### Work request
Return, from the material below, each line in which the word "help" is present.
-- -- --
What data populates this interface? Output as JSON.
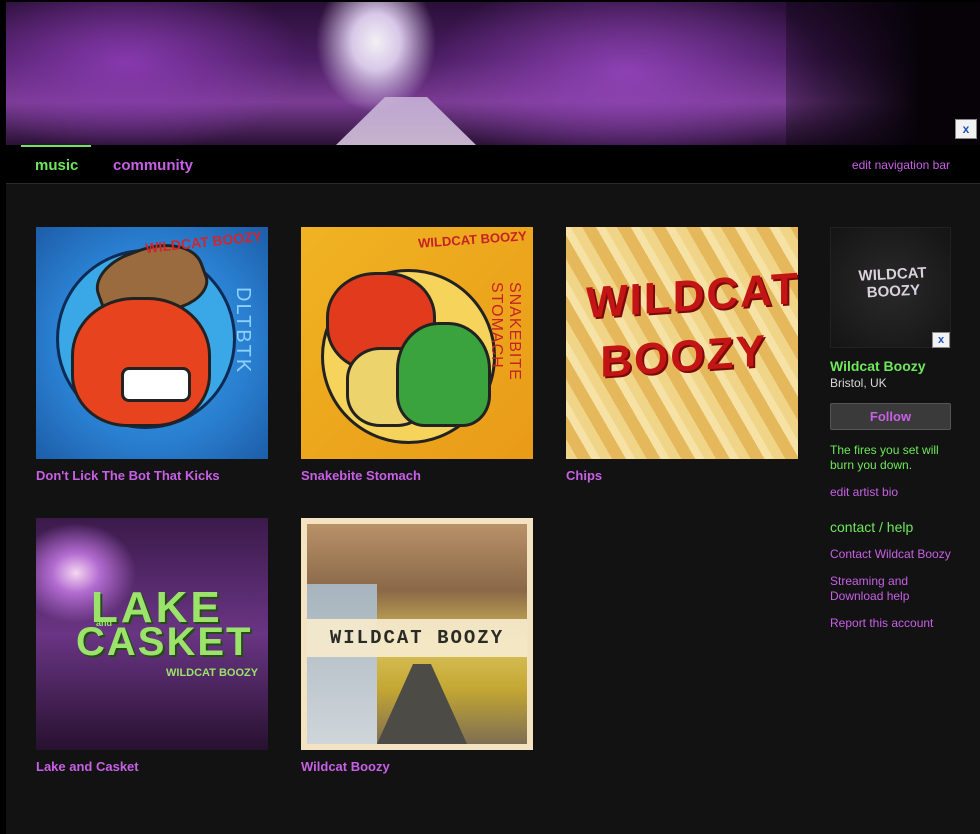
{
  "header": {
    "close_label": "x"
  },
  "nav": {
    "tabs": [
      {
        "label": "music"
      },
      {
        "label": "community"
      }
    ],
    "edit_label": "edit navigation bar"
  },
  "albums": [
    {
      "title": "Don't Lick The Bot That Kicks",
      "art_text": "WILDCAT BOOZY",
      "art_script": "DLTBTK"
    },
    {
      "title": "Snakebite Stomach",
      "art_text": "WILDCAT BOOZY",
      "art_script": "SNAKEBITE STOMACH"
    },
    {
      "title": "Chips",
      "art_text": "WILDCAT BOOZY"
    },
    {
      "title": "Lake and Casket",
      "art_line1": "LAKE",
      "art_small": "and",
      "art_line2": "CASKET",
      "art_sub": "WILDCAT BOOZY"
    },
    {
      "title": "Wildcat Boozy",
      "art_text": "WILDCAT BOOZY"
    }
  ],
  "sidebar": {
    "photo_logo": "WILDCAT BOOZY",
    "close_label": "x",
    "artist_name": "Wildcat Boozy",
    "location": "Bristol, UK",
    "follow_label": "Follow",
    "bio": "The fires you set will burn you down.",
    "edit_bio_label": "edit artist bio",
    "contact_heading": "contact / help",
    "links": [
      {
        "label": "Contact Wildcat Boozy"
      },
      {
        "label": "Streaming and Download help"
      },
      {
        "label": "Report this account"
      }
    ]
  },
  "colors": {
    "accent_green": "#6ee85a",
    "link_purple": "#c760e5",
    "background": "#121212"
  }
}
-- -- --
### The answer
    "contact_heading": "contact / help",
        "label": "Streaming and Download help"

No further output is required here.